Wolf Parade – Apologies To The Queen Mary

Sometimes albums come along at the right place and the right time.  2005 was a monumental year for myself and all New Orleanians.  August 29, 2005 Hurricane Katrina made landfall.  Fast forward 2 months later, I’m a transplanted evacuee living 90 miles away from home in Baton Rouge.  The investment firm I was working for had relocated from our downtown New Orleans high rise building into a dilapidated, cramped shack in Baton Rouge.  I was also in my final year of my MBA program which attempted to make the shift to online classes in the wake of the storm.  I was depressed and exhausted.  Family and friends were scattered around the country.  It was complete chaos.  I can’t recall how I came across Wolf Parade, but I remember my introduction to the band was when I heard their track “Shine a Light” from their 2004 EP.  It ignited me from my own darkness.  This album reinvigorated my sense of being.  Apologies was my favorite album of 2005.

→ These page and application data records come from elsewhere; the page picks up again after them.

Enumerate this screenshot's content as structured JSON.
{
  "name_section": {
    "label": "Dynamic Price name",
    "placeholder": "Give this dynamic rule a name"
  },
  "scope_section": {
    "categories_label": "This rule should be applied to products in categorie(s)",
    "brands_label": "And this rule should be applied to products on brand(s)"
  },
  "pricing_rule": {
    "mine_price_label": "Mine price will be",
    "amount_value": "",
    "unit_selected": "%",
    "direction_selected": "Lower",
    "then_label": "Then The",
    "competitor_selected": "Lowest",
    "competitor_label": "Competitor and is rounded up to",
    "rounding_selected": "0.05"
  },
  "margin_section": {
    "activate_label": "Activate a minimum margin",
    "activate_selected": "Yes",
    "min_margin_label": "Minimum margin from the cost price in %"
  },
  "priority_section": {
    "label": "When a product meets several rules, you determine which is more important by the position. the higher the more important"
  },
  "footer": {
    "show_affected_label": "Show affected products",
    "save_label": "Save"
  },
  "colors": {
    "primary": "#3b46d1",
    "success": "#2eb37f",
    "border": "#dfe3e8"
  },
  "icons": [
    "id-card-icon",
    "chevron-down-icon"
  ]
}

There is an ad nauseum comparison to Wolf Parade being some hybrid of Modest Mouse and Arcade Fire, which is only interesting to me because Isaac Brock of Modest Mouse did produce a lot of this album and I saw Wolf Parade open up for Arcade Fire in September 2017.  Ok, I should also mention that this album was originally 2 EPs that were cut in Arcade Fire’s Canadian practice studio in 2003 and 2004.  Otherwise, I think Apologies stands alone as an epic album at the height of what some pedantic music critics may label the post-indie era. Spencer Krug and Dan Boeckner trade songwriting and vocals throughout the album yet still find a symbiotic thesis.  The symbolism and running theme of darkness, ghosts, and the night are haunting but counterbalanced by the message of belief, sunshine, and lightness.  Beauty is not soft.  

The album starts off with a sensorial amuse bouche. Drums and cymbal strikes accompanied by sparse piano. The album then opens up with “Modern World.”  Harmonies, lupine howls and introspective lyrics set against a beautiful acoustic guitar melody and piano. Admittedly, I prefer the synth version on the EP.  “Grounds for Divorce” is stunning.  “You said you hate the sound/Of the buses on the ground/You said you hate the way they scrape their brakes all over town/I said pretend it’s whales keeping their voices down” I’ve always loved these words.  The song then cascades into an infectious tempo blast of guitar and keyboards.  Being lyric forward, there is plenty for me to feast on but it’s the sonic landscape of these songs that floored me. The inspiring message in “Shine a Light” and “Sons and Daughters” gives way to the album’s climax: “I’ll Believe in Anything.”  Masterfully anthemic and easily one of the best tracks of the decade.  “Give me your eyes/I need sunshine.” The last minute of “It’s a Curse” has the power to drive the stoic to blissful frenzy.  The album finishes in a manic flurry, “It’s getting better all the time/This heart’s on fire.”  Apologies allowed me to accept the starkness of Katrina’s impact on life and home but forced me to believe that light and rebirth were ahead.  Right place, right time.

Human emotion is what separates us from most other animal species.  Art, in any given format, appeals to those emotions.  We’d probably still be Mongols, Celts and Aztecs without its civilizing power.   An album, a song, a lyric, a painting, a Madeleine,* a book, a verse or even a well chosen word can inspire so much within ourselves.  I wish I were harboring some hidden talent or medium that would capture what this album meant for me in 2005.  But alas, I am but a simple caveman.  Just ask your mom (Apologies to the Queen).

Favorite Tracks: “Modern World” “Shine a Light” “Grounds For Divorce” “I’ll Believe in Anything” “It’s a Curse”

Pressing. Sub Pop – SP 655. Original. 2005